That is a marked increase from the current annual growth rate of about 0.5%.
PwTec, a consultancy that studies the industry, estimated that total retail wine prices would grow by about 4.2% in 2020, compared with 5.1% in 2017 according to the US National Wine Institute.
PwTEC estimates that the growth rate is more consistent across all regions.
However the trend of an annual increase in retail wine price will not be mirrored across the entire wine market.
According to Wine Metric, the largest retail wine brands are likely to continue to increase their prices and, as a result, total retail price will continue to decline.
A report from the British Retail Consortium, a research firm, found that the price of retail wine in 2020 was $564 per bottle compared to the $541.96 in 2017 and $565.40 in 2016.
The report also found that average retail retail prices of wines rose 0.9% in the last five years.
The report estimated that the increase in prices was due to higher consumer spending on the average bottle of wines, increased competition from imports and increased availability of cheap, low-quality bottles.
PwG, a firm that provides market data and research, believes that a more stable market for retail wine will continue.
In 2017, it estimated that retail wine consumption increased by 5% in 2019.
In 2020, it forecast a 1.4% increase.
“We expect retail prices to continue their upward trend, with an increase in consumer spending in the 2020s, with a decrease in the current year, and then a recovery in 2020.
This will see consumer prices in 2020 stay at the current levels,” PwG’s David Miller told Next Big Economy.
However there are also signs of a slowdown.
According the report, total wholesale wine prices dropped by 4.4%, with a corresponding decline in retail prices.

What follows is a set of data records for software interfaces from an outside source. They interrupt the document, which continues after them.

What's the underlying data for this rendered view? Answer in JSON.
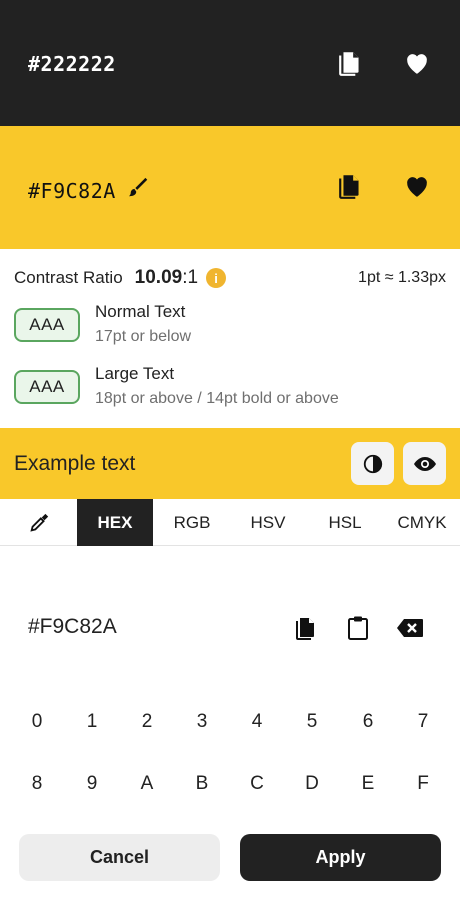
{
  "foreground": {
    "hex": "#222222",
    "color": "#222222"
  },
  "background": {
    "hex": "#F9C82A",
    "color": "#F9C82A"
  },
  "contrast": {
    "label": "Contrast Ratio",
    "value": "10.09",
    "suffix": ":1",
    "info_icon": "i",
    "pt_px": "1pt ≈ 1.33px",
    "ratings": [
      {
        "badge": "AAA",
        "title": "Normal Text",
        "subtitle": "17pt or below"
      },
      {
        "badge": "AAA",
        "title": "Large Text",
        "subtitle": "18pt or above / 14pt bold or above"
      }
    ]
  },
  "example": {
    "text": "Example text"
  },
  "tabs": {
    "hex": "HEX",
    "rgb": "RGB",
    "hsv": "HSV",
    "hsl": "HSL",
    "cmyk": "CMYK",
    "active": "HEX"
  },
  "input": {
    "value": "#F9C82A"
  },
  "keypad": {
    "row1": [
      "0",
      "1",
      "2",
      "3",
      "4",
      "5",
      "6",
      "7"
    ],
    "row2": [
      "8",
      "9",
      "A",
      "B",
      "C",
      "D",
      "E",
      "F"
    ]
  },
  "actions": {
    "cancel": "Cancel",
    "apply": "Apply"
  },
  "icons": {
    "copy": "copy-icon",
    "heart": "heart-icon",
    "brush": "brush-icon",
    "info": "info-icon",
    "contrast": "contrast-icon",
    "eye": "eye-icon",
    "picker": "eyedropper-icon",
    "paste": "clipboard-icon",
    "backspace": "backspace-icon"
  },
  "colors": {
    "accent": "#F9C82A",
    "dark": "#222222",
    "badge_border": "#5aa65f",
    "info": "#F0B52F"
  }
}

PWG says that this was due largely to the impact of the Brexit vote, and that some countries are still trying to find ways to control alcohol and alcohol-related issues.